The goal line stand was a very fitting way for the Ravens to go out. Their defense, for better or for worse, has been the teams motor for the past few years so it only makes sense that the D would come up big yet again, locking up the Super Bowl for their leader, Ray Lewis, who retires on top, something that not very man a athletes get to experience. The Ravens might have been a wild card team, but it just goes to show you that when it comes to the playoffs, not everything is about seeds or records, sometimes, the teams that struggle in the regular season have more fire and hunger than those who cruise through the season. The wild card era seems to be full effect, which is good news for those teams not in the top five. And for the fans, as the wild card races are sure to be much more exciting, given the recent success of teams from the lower seeds. I chose Running Wild a cut from one of my all time favorite hip-hop groups CunninLynguists to officially ring in the era of the wild card, because it seems that seeding and home-field advantage aren’t as important any more, with all the wild card teams running wild in the playoffs.
Nobody on the Ravens squad had more to prove in the playoffs than Joe Flacco. Weather or not Flacco is an elite quarterback is still up for debate. Personally, I think he is good, but not great. Given the talent he has around him, I would expect him to put up great numbers, something he does not consistently good. However, there is no denying his stellar playoff performances. Flacco threw an impressive 11 touchdowns this postseason, a number that is more impressive considering he did not throw a single interception. Flacco joins Joe Montana as the only quarterback to throw 11 TDs and zero picks in the playoffs, which is some pretty elite company. With his contract expiring after this year, Flacco will look to cash in for a big payday, and become a top paid QB. Helping his cause, and his wallet, Flacco was named Super Bowl MVP thanks to his 287-yard and three-touchdown performance against a stellar defense. While his numbers were good, I do not think he earned the MVP nod. Flacco could not lead a touchdown drive in the second half which would have all but iced the game for his team; the inability to take control in the second half is not becoming of an MVP. A player more deserving of the award was Jacoby Jones. In addition to his 56-yard touchdown, described above, Jones also had the play of the game, a 108-yard kickoff return for a touchdown.
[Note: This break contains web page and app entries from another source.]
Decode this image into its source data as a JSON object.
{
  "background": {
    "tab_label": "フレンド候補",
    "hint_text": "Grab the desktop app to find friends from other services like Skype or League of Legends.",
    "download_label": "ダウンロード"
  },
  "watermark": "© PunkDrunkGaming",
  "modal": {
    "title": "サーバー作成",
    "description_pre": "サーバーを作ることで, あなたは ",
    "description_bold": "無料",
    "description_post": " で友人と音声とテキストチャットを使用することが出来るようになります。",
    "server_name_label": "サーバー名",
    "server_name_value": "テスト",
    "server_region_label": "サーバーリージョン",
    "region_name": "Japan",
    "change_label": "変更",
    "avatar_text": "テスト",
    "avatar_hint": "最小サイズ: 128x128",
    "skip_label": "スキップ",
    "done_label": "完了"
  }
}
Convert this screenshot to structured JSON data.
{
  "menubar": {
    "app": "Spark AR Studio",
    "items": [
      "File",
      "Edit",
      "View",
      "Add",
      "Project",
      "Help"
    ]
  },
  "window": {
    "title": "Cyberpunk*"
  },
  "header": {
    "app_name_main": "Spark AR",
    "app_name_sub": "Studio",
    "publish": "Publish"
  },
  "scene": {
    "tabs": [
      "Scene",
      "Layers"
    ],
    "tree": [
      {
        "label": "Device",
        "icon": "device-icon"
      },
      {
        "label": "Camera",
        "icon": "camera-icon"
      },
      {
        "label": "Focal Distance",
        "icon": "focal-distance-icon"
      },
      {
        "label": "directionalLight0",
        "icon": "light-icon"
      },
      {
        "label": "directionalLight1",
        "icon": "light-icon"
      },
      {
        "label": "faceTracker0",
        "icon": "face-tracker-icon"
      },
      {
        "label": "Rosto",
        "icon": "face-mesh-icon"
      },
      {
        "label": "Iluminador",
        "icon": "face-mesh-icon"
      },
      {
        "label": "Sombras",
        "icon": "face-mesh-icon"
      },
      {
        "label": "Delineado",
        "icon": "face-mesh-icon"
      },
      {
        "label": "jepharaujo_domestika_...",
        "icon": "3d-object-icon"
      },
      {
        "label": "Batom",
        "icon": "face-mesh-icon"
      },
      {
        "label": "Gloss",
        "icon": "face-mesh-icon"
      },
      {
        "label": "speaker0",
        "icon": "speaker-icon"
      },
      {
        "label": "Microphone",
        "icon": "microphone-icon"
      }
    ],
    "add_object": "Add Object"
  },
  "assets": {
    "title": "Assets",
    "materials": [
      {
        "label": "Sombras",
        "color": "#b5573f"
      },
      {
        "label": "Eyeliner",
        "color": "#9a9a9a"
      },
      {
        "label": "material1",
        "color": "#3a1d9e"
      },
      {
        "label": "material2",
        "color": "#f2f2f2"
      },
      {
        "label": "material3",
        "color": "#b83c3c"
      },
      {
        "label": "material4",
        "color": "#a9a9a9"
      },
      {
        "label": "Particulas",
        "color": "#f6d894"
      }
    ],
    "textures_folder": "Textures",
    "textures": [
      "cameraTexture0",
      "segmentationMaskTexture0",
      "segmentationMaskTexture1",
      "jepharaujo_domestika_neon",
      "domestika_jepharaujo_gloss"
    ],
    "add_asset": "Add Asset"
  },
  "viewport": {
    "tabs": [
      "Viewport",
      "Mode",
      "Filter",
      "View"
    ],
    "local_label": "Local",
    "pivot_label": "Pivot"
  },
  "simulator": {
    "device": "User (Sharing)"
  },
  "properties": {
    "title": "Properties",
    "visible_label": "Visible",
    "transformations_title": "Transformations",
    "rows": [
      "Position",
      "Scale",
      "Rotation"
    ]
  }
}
After halftime, The Ravens, who had the most special teams touchdowns in the regular season, got a spark from their unit. Jones caught the ball very deep in his own end zone and shot right up the middle of the field, after breaking one tackle, Jones was untouched, shooting by the clump of players and into open space. It was an electrifying play from a player who has really emerged as a deep threat and special teams expert this year. It was also the Ravens only touchdown of the second half, and Jones’ 2nd of the game. Jones affected the game much more than Flacco and was really the difference maker, which should have earned him the MVP nod over his quarterback. I chose another talented, yet underrated Jones to honor Jacoby; Xaphoon Jones. Here is a sick blend of Kanye’s "Testify" and Radiohead’s "Reckoner" from Jones to honor his namesake’s rightful claim to MVP of Super Bowl XLVII.